Why focus on B2B websites rather than B2C?
Publishers are in the midst of transition to digital and in need of a new breed of tools for audience development. B2B has some advantages over B2C in terms of tackling the challenges of segmentation and prediction.
B2B publishing is by definition relies on advertising to niche audiences. In B2B, there is wealth of untapped online data to create deeper segmentation for use by publishers and advertisers. For example, anonymous B2B visitors have IP addresses to target based on geography and on the organization that owns the domain (i.e., industry specific or even company specific campaign). In addition to the rich segmentation collected in session data, external data sources can be easily integrated with visitor data to build deeper and deeper segmentation.
Another leverage point is the fact that B2B websites are linked directly to business processes which can be used to be more predictive. Mapping visitor behavior to common business cycles gives a publisher a lens on visitor activity. Is a visitor using the site for a one-off project or routine processes (e.g., daily, weekly, quarterly, or yearly)? Even topic affinity by industry provides predictive power to a publisher knowing how visitor demographics will change based on news or what is driving economic activity by industry.
What do you report out to the publisher? Any examples you can provide of actionable data?
Scout Analytics reports visitors and companies and their relative ranking in terms of visitor loyalty (i.e., likeliness to return). Detail visitor loyalty reports identify patterns such as days, time, location, and topics of visits (e.g., when and why is a visitor likely to return) and can be used to predict reach and frequency of impressions.
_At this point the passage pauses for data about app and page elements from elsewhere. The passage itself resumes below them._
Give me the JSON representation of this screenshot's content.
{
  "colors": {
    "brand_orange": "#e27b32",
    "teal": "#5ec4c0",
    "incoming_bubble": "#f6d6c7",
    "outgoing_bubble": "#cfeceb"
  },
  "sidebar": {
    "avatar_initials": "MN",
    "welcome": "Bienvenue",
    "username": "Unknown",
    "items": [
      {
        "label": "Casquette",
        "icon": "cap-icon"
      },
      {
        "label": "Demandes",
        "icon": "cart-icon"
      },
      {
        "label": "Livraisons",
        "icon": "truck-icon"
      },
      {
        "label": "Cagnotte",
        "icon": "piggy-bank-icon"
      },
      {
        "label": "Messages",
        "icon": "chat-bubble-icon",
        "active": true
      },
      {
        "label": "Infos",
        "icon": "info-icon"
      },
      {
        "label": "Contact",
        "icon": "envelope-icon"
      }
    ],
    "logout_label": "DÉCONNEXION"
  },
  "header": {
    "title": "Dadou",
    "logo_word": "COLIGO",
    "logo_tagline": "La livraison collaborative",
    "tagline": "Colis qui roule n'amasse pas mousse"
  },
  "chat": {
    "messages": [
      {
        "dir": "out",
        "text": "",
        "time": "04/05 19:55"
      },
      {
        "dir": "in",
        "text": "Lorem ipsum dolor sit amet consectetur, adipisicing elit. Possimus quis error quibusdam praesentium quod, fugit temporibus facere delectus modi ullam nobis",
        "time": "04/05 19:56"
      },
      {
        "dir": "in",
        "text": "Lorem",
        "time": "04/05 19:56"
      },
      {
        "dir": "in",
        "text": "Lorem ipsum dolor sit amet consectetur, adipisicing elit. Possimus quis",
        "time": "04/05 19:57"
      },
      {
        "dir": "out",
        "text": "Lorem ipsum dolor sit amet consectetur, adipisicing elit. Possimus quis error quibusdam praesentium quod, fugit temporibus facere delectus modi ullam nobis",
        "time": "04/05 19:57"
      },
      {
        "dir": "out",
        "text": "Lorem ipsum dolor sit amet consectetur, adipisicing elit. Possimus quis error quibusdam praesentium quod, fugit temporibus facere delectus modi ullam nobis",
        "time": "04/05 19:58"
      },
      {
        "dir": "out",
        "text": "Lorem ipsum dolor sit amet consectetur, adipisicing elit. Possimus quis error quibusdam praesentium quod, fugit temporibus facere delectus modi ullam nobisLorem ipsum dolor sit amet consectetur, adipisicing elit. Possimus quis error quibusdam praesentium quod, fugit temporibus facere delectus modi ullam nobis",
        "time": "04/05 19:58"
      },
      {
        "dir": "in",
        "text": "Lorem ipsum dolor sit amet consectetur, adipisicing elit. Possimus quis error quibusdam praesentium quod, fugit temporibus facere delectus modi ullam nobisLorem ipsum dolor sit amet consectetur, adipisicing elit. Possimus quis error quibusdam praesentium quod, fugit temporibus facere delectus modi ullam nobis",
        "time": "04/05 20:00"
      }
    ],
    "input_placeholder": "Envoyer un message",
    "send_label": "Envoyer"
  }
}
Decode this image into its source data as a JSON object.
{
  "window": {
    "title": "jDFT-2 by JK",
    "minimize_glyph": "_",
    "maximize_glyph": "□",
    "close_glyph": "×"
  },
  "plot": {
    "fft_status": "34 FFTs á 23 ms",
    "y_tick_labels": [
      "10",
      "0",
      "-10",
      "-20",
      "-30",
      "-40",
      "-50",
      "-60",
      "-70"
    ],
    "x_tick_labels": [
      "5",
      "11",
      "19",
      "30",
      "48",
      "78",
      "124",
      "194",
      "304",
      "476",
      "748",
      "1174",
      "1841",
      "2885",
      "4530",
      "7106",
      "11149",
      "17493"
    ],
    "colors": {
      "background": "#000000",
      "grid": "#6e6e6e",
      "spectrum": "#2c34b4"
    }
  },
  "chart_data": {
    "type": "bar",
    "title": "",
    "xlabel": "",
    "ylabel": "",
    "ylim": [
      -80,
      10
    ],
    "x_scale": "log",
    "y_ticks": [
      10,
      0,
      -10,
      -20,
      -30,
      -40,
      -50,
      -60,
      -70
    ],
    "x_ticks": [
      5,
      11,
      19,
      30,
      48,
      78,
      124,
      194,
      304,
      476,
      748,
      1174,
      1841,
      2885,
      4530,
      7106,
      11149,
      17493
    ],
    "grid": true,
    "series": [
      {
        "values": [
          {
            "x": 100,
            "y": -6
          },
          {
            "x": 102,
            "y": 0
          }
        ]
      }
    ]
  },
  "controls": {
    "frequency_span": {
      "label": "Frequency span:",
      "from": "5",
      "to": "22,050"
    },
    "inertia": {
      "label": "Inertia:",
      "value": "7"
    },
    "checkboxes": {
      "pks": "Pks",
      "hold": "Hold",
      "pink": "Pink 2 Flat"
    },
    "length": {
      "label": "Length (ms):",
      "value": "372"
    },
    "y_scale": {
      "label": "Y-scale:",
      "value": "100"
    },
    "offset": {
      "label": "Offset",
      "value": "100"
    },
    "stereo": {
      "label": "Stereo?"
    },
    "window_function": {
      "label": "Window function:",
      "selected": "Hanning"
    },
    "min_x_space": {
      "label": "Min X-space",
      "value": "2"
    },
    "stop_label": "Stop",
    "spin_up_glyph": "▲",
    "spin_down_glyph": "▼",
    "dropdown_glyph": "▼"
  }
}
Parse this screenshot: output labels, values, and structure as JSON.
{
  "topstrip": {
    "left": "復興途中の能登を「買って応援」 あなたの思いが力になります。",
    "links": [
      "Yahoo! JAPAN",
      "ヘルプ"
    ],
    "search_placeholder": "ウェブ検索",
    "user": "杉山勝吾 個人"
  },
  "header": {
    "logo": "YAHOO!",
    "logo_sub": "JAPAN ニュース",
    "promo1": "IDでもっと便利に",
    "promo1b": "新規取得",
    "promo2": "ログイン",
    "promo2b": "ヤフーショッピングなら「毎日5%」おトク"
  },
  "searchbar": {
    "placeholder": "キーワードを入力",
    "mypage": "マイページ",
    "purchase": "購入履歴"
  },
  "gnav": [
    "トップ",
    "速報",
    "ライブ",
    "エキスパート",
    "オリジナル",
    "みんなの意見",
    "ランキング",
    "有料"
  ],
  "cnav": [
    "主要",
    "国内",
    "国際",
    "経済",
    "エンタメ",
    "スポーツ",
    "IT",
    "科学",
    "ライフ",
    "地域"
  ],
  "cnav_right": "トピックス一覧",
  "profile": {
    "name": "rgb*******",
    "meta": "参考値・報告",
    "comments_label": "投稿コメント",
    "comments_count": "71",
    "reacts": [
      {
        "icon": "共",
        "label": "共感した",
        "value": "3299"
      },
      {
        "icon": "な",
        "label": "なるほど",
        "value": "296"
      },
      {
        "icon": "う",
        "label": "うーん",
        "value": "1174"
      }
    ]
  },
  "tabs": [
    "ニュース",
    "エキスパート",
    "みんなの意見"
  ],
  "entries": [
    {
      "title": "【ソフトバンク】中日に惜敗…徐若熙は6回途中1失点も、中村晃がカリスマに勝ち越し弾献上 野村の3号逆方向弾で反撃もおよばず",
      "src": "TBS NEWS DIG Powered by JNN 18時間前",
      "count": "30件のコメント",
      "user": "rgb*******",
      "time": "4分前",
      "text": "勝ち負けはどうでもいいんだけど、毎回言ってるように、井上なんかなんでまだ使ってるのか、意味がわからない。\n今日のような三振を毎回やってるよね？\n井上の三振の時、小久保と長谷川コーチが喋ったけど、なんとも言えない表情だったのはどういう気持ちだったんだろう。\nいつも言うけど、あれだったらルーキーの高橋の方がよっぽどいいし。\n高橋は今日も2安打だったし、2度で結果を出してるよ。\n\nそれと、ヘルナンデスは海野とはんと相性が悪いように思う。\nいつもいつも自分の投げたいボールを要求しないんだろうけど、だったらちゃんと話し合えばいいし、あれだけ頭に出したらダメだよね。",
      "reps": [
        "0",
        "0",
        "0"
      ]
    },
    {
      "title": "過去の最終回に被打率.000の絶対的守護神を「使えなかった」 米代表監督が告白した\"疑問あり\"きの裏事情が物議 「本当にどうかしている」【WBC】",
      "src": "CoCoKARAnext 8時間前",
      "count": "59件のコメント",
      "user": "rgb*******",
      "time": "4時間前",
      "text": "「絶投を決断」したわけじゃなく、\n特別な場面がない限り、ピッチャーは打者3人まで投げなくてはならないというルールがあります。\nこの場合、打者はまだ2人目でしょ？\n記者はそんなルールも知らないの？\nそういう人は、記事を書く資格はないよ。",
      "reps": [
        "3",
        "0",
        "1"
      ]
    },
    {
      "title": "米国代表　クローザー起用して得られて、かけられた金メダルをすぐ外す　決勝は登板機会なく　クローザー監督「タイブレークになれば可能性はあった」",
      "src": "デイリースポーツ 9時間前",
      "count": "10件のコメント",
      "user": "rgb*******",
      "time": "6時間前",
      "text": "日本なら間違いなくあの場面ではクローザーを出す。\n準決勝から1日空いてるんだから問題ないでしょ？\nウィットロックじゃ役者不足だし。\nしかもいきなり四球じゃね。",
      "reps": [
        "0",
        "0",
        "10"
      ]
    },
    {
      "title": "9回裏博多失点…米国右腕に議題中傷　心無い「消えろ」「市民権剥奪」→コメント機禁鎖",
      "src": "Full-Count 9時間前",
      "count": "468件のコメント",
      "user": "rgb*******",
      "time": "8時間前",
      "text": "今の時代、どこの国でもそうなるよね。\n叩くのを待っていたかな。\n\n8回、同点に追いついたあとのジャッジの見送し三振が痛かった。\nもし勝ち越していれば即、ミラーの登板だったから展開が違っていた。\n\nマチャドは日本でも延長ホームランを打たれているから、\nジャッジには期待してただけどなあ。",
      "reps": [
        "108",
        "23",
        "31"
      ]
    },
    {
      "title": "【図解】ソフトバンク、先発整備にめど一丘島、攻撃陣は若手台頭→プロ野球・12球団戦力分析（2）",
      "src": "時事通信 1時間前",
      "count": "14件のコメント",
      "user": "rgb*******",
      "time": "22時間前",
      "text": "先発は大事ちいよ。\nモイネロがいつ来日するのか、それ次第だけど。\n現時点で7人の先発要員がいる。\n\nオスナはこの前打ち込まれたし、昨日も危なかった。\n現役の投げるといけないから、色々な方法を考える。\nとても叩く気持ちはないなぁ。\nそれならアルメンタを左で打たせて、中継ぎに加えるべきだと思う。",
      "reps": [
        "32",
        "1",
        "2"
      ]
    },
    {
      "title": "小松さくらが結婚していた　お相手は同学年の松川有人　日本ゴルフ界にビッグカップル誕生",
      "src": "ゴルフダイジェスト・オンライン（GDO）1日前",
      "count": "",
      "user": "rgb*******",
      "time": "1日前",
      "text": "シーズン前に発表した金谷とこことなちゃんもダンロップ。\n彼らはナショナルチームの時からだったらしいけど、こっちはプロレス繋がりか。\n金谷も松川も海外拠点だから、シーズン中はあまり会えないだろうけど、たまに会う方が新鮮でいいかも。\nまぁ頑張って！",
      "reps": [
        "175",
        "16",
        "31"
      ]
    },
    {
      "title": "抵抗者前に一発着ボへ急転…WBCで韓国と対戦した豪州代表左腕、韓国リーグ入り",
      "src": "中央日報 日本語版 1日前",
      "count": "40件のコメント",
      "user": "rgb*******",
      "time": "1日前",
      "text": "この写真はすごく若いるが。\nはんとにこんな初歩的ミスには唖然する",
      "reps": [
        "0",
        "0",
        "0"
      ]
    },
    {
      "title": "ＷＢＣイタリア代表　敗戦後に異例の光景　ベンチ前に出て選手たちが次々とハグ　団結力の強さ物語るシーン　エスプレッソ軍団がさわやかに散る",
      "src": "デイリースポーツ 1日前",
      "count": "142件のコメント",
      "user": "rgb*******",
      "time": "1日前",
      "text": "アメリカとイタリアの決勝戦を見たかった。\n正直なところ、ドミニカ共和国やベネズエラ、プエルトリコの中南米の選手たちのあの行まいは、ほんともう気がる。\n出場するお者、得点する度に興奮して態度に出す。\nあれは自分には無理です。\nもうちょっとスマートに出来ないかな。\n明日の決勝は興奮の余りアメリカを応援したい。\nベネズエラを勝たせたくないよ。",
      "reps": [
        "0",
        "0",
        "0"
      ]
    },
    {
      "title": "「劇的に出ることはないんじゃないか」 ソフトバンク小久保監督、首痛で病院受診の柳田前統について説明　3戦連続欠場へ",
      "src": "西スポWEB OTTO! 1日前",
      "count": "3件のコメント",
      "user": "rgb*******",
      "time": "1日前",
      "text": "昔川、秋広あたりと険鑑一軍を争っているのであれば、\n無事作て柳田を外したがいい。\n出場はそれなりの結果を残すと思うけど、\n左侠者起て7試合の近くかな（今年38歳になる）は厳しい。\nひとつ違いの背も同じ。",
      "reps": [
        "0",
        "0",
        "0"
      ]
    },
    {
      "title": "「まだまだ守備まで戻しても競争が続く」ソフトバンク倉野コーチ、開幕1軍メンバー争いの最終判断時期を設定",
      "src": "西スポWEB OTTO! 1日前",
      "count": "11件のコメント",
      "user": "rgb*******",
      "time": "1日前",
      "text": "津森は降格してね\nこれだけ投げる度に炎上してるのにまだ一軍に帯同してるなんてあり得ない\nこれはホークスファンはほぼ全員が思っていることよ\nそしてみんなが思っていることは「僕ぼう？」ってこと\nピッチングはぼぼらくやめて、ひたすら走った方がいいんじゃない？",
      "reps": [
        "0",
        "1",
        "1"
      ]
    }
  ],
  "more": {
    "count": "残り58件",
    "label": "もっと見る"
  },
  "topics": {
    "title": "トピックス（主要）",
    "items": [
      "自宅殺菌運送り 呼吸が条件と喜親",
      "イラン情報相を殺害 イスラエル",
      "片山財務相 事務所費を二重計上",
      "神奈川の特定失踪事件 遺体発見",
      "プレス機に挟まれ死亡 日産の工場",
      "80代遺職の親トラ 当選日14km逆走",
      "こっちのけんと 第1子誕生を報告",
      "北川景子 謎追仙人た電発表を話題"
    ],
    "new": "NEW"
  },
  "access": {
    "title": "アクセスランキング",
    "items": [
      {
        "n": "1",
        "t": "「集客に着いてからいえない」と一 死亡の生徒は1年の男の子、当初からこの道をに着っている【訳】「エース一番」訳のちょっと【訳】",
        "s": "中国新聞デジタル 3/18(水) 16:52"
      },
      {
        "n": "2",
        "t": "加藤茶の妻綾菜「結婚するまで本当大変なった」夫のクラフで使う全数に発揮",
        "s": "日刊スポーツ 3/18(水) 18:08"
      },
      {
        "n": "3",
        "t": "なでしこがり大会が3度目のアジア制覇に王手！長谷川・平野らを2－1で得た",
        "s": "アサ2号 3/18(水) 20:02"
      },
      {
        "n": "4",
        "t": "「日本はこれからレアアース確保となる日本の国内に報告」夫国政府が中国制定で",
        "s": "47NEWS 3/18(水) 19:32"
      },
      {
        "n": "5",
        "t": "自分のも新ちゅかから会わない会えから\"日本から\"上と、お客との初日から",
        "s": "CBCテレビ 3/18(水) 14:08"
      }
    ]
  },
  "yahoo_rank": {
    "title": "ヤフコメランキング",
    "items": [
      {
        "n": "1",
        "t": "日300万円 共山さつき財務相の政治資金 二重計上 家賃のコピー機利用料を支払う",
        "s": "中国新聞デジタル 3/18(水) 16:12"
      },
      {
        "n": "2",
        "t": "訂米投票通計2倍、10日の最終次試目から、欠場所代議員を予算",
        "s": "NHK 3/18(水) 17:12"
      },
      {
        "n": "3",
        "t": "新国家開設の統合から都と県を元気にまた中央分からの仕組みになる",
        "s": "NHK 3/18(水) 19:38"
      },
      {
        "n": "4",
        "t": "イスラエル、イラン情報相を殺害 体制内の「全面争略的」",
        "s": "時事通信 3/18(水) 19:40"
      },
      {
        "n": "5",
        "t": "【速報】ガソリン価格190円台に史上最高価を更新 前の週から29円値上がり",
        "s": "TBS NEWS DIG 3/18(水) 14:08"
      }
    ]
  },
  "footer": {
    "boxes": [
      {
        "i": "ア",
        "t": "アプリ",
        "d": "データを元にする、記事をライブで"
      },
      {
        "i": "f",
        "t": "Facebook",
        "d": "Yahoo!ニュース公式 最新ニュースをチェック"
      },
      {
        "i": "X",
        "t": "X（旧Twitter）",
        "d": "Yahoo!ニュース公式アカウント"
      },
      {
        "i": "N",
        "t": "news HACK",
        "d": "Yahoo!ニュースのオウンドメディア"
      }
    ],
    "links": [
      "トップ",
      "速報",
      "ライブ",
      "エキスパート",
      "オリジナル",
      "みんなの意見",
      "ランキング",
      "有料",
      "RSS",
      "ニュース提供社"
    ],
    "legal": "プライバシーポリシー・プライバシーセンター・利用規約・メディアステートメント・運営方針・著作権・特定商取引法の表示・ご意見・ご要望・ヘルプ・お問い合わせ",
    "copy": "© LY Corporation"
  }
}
Scout Analytics also reports what factors correlate to visitor loyalty such as topic, industry, location or other factors. Armed with this information, Scout Analytics provides target visitors to editorial, audience development, and ad operations for building and monetizing loyalty.
Do you provide datasets that can be used for ad targeting?
Yes, Scout Analytics can provide visitor level information to include segmentation as well as loyalty scores. In particular, the loyalty scores allow for serving offers according to the level of engagement of the visitor.
Given privacy concerns regarding online advertising, your company appears to be focused on overcoming it by getting users to agree to the publishers terms. Fair statement?
Building and monetizing an audience requires publishers take responsibility for establishing privacy terms between the audience, themselves, ad networks, and advertisers. In that regard, the publisher needs to appropriately inform all parties about the "rules" of engagement and ensure compliance. That means visitors need to agree to a publisher's terms. Ultimately, the visitor has control in regards to online advertising by opting out (i.e., don't use the site).
How does Scout Analytics revenue model work?
Scout Analytics is a software-as-a-service offering. The licensing is an annual subscription model. The pricing is based on 4 tiers for small, medium, large, and extra large sites.
How big is the company? Have you taken any funding? Do you anticipate a round in the future?
We currently have 18 staff and have taken funding from Ignition Partners, RRE, and OVP venture firms. Our current funding allows us to build and grow the business organically.
A year from now, what milestones would you like the company to have achieved?
Scout Analytics believes increased accuracy of campaign metrics are fundamental to improving advertising spend efficiency. We hope to establish the standard for online measurement accuracy. When combined with predictive analytics, we would like to see the efficiency of advertising spend increase 50%+. Our delivery on that goal will have doubled our customer base, made us profitable, and given us good growth options.